"In the brain stem of a gambler, dopamine neurons are firing very high, pushing them to put out the money, to go and buy the ticket," said Fields, a neurology professor at the University of California, San Francisco. During pleasurable experiences, dopamine floods the brain and urges humans to repeat the behavior.
But, Fields added, the brain tends to overestimate the possibility of reward.
If you program a computer to make the same calculations, it "would never do what a person does," Fields said. "It would say, OK, I'm not going to buy a ticket until I have at least a good chance of winning."
And, of course, like any lab rat, we are more likely to take that chance as the reward — in this case, a $900 million piece of cheese — gets bigger.
"Some people will just religiously play scratchers because it's more instant gratification," said Alex Traverso, spokesperson for the California lottery. But last week's Powerball lured a horde of new customers. "When you get to $900 million, you assume everyone's playing."
Tony DeMola is one of the uninitiated who stopped by Cork'n Bottle Liquor in Concord to buy $10 in tickets. Dopamine wasn't his motivation — his wife was: He decided to add a few tickets to her birthday gift.
At Hana's Bottle Shop Liquors, store manager Ravee Patel heard all the stories from a front-row seat at the dopamine parade as a steady stream of customers tried their luck.
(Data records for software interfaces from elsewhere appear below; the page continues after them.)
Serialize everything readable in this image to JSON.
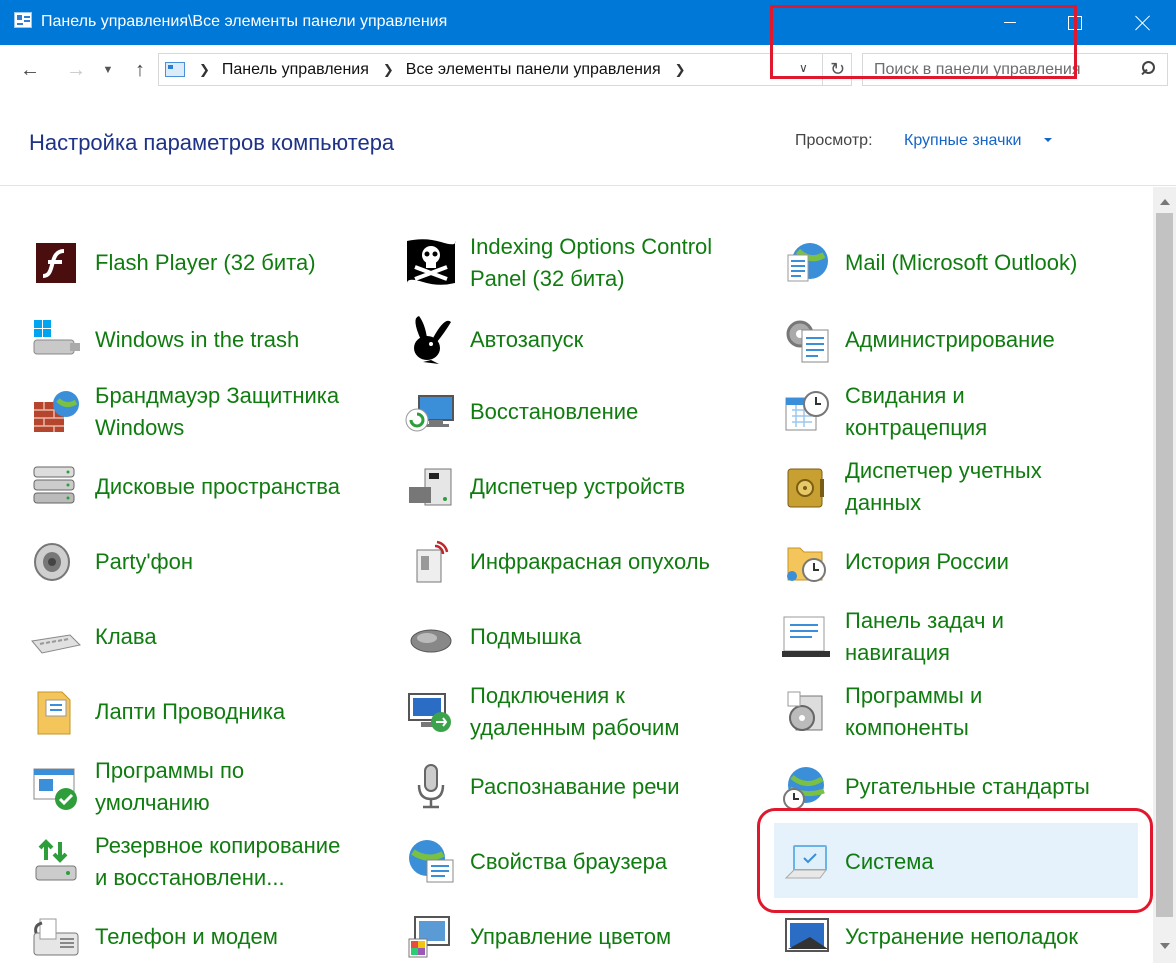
{
  "window": {
    "title": "Панель управления\\Все элементы панели управления"
  },
  "nav": {
    "back_glyph": "←",
    "forward_glyph": "→",
    "history_glyph": "⌄",
    "up_glyph": "↑",
    "breadcrumb": [
      "Панель управления",
      "Все элементы панели управления"
    ],
    "search_placeholder": "Поиск в панели управления"
  },
  "header": {
    "title": "Настройка параметров компьютера",
    "view_label": "Просмотр:",
    "view_value": "Крупные значки"
  },
  "items": [
    {
      "label_lines": [
        "Flash Player (32 бита)"
      ],
      "icon": "flash-icon"
    },
    {
      "label_lines": [
        "Indexing Options Control",
        "Panel (32 бита)"
      ],
      "icon": "pirate-flag-icon"
    },
    {
      "label_lines": [
        "Mail (Microsoft Outlook)"
      ],
      "icon": "mail-icon"
    },
    {
      "label_lines": [
        "Windows in the trash"
      ],
      "icon": "usb-drive-icon"
    },
    {
      "label_lines": [
        "Автозапуск"
      ],
      "icon": "bunny-logo-icon"
    },
    {
      "label_lines": [
        "Администрирование"
      ],
      "icon": "admin-tools-icon"
    },
    {
      "label_lines": [
        "Брандмауэр Защитника",
        "Windows"
      ],
      "icon": "firewall-icon"
    },
    {
      "label_lines": [
        "Восстановление"
      ],
      "icon": "recovery-icon"
    },
    {
      "label_lines": [
        "Свидания и",
        "контрацепция"
      ],
      "icon": "calendar-clock-icon"
    },
    {
      "label_lines": [
        "Дисковые пространства"
      ],
      "icon": "disk-stack-icon"
    },
    {
      "label_lines": [
        "Диспетчер устройств"
      ],
      "icon": "device-manager-icon"
    },
    {
      "label_lines": [
        "Диспетчер учетных",
        "данных"
      ],
      "icon": "credential-safe-icon"
    },
    {
      "label_lines": [
        "Party'фон"
      ],
      "icon": "speaker-icon"
    },
    {
      "label_lines": [
        "Инфракрасная  опухоль"
      ],
      "icon": "infrared-icon"
    },
    {
      "label_lines": [
        "История России"
      ],
      "icon": "folder-clock-icon"
    },
    {
      "label_lines": [
        "Клава"
      ],
      "icon": "keyboard-icon"
    },
    {
      "label_lines": [
        "Подмышка"
      ],
      "icon": "mouse-icon"
    },
    {
      "label_lines": [
        "Панель задач и",
        "навигация"
      ],
      "icon": "taskbar-icon"
    },
    {
      "label_lines": [
        "Лапти Проводника"
      ],
      "icon": "explorer-options-icon"
    },
    {
      "label_lines": [
        "Подключения к",
        "удаленным рабочим"
      ],
      "icon": "remote-desktop-icon"
    },
    {
      "label_lines": [
        "Программы и",
        "компоненты"
      ],
      "icon": "programs-icon"
    },
    {
      "label_lines": [
        "Программы по",
        "умолчанию"
      ],
      "icon": "default-programs-icon"
    },
    {
      "label_lines": [
        "Распознавание речи"
      ],
      "icon": "microphone-icon"
    },
    {
      "label_lines": [
        "Ругательные стандарты"
      ],
      "icon": "globe-clock-icon"
    },
    {
      "label_lines": [
        "Резервное копирование",
        "и восстановлени..."
      ],
      "icon": "backup-icon"
    },
    {
      "label_lines": [
        "Свойства браузера"
      ],
      "icon": "globe-list-icon"
    },
    {
      "label_lines": [
        "Система"
      ],
      "icon": "laptop-check-icon"
    },
    {
      "label_lines": [
        "Телефон и модем"
      ],
      "icon": "fax-icon"
    },
    {
      "label_lines": [
        "Управление цветом"
      ],
      "icon": "color-management-icon"
    },
    {
      "label_lines": [
        "Устранение неполадок"
      ],
      "icon": "troubleshoot-icon"
    }
  ],
  "colors": {
    "titlebar": "#0078d7",
    "link_green": "#107c10",
    "heading_blue": "#1e3287",
    "annotation_red": "#e0182d",
    "selection": "#e5f1fb"
  }
}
The shop issues about $500 in scratch lottery winnings a day, he said, but the main attraction was clear. "A guy just bought $200 in Powerball," Patel said.
What drives customers to dig so deep in their wallets while standing at the counter? Stanford University psychology professor Brian Knutson and his colleagues recently discovered a connection between an area of the brain related to excitement, the nucleus accumbens, and another area related to caution known as the anterior insula.
Motivated to gamble
The weaker the connection between the two regions, the more likely people were to take a gamble similar to buying a lottery ticket.
When customers are at the cash register, "there's something about that display that is getting them motivated and psyched up," Knutson said. "And when that happens, we think dopamine is released."
All that dopamine might tip the balance in favor of buying a ticket — or two — overruling the more cautious part of the brain. And once people decide to play, they often spend more than they anticipated.
"Give me $15," customer Marinko Balde said at the register. As Patel handed him the change, Balde hesitated. "Make it $20."